UNINSPIRING term deposit returns have caused many investors to look at bonds for the first time as means to bolster and protect retirement savings, according to Australian Corporate Bond Company chief executive Richard Murphy.
Mr Murphy, who also co-founded the company, said bonds were a very common form of fixed income.
"The government and many of Australia's largest companies borrow money by issuing bonds. They're basically a loan that's repaid with interest," he said.
While people might be familiar with government bonds, Mr Murphy said they were probably less familiar with corporate bonds, as they have traditionally been restricted to larger investors.
"However, this situation has recently changed," he said.
"Investors can now access the benefits of corporate bonds through a range of products on ASX, including funds, Exchange Traded Funds (ETFs) and Exchange Traded Bond units (XTBs).
"Corporate bonds offer steady, predictable income, and - importantly - capital stability. They feature far less price volatility than shares or hybrids and provide a higher rate of return than the most common form of fixed income - term deposits.
"For example, the yields available on XTBs, which offer exposure to specific, individual corporate bonds, were as high as 5.2 per cent on December 1, 2016, while the rate for the best three-to-six month term deposit that day was 2.85 per cent.
"On the same day, a portfolio of five high yield XTBs offered 4.11 per cent, giving investors a 44 per cent better return than the best term deposit."
Mr Murphy said corporate bonds sit just above term deposits on the risk-return spectrum.
"Put simply, with corporate bonds you're lending money to ASX-listed companies rather than a bank, as you do with a term deposit.
"The extra return on offer is in exchange for the extra risk that comes with lending to a company over a bank. There is an increased risk of the company defaulting - but it is a small one.
"It's also important to remember that corporate bonds aren't government guaranteed for the first $250,000, unlike term deposits.
"All well-balanced investment portfolios should be diversified with shares and fixed income. And as a rule of thumb, the more we age, the more fixed income we should have.

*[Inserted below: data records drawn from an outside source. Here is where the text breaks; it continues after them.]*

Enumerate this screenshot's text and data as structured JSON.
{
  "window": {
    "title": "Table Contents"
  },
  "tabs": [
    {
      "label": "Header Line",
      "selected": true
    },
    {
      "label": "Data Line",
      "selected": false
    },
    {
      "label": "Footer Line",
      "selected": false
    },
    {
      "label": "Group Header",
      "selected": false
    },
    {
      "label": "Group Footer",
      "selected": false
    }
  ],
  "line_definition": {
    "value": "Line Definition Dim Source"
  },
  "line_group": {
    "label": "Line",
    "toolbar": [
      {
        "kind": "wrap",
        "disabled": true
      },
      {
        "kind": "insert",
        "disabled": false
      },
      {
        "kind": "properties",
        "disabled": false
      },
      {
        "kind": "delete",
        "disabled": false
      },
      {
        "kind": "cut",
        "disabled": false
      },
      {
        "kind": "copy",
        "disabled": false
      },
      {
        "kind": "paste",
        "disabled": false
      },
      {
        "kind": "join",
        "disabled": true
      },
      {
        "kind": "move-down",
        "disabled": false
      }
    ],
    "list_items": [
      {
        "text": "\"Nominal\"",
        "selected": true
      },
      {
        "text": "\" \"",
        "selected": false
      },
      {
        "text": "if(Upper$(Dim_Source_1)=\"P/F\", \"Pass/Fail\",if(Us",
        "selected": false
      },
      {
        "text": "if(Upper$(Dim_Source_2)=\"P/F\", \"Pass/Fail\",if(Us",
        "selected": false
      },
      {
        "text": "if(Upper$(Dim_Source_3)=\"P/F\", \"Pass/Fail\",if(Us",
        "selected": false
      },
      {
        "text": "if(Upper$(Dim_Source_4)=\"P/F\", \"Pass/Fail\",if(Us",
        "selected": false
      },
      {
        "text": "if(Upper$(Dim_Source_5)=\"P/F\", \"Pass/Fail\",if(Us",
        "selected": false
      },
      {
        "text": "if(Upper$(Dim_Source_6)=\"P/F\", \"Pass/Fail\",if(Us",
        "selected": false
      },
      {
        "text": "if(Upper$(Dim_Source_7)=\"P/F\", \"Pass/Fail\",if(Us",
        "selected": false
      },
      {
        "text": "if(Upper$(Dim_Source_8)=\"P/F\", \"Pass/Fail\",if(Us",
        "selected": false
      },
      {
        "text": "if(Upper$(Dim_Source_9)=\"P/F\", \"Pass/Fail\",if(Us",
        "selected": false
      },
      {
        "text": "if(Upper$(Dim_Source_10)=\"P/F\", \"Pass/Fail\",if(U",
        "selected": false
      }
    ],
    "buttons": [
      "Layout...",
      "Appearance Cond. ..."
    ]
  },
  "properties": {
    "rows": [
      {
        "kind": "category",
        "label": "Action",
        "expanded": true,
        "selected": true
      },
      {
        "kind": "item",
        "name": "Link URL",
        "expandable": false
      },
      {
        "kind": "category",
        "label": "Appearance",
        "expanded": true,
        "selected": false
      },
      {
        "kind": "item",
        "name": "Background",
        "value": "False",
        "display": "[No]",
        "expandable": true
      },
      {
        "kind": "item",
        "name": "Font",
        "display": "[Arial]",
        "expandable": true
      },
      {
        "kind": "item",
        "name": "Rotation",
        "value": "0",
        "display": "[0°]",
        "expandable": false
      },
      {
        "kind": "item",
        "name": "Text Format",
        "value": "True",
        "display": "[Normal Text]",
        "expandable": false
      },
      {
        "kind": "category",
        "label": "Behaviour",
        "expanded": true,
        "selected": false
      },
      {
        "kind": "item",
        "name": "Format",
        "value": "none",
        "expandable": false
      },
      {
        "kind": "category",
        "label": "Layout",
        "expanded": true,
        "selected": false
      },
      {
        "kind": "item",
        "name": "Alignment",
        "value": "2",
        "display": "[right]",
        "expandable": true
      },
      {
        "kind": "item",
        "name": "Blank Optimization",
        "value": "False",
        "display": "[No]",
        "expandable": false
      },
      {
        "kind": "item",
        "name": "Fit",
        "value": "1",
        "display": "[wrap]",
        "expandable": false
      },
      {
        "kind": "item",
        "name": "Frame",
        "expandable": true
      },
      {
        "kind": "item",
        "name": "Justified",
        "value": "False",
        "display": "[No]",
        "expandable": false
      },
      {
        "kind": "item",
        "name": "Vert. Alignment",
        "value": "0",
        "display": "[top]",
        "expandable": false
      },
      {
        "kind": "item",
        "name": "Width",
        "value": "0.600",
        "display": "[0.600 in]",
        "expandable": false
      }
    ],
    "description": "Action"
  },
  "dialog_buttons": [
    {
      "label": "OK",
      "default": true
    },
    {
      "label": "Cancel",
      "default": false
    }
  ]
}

"Corporate bonds put defensive capital stability into your retirement savings, which is a great way to safeguard your nest egg and defend yourself against falling shares and dividends."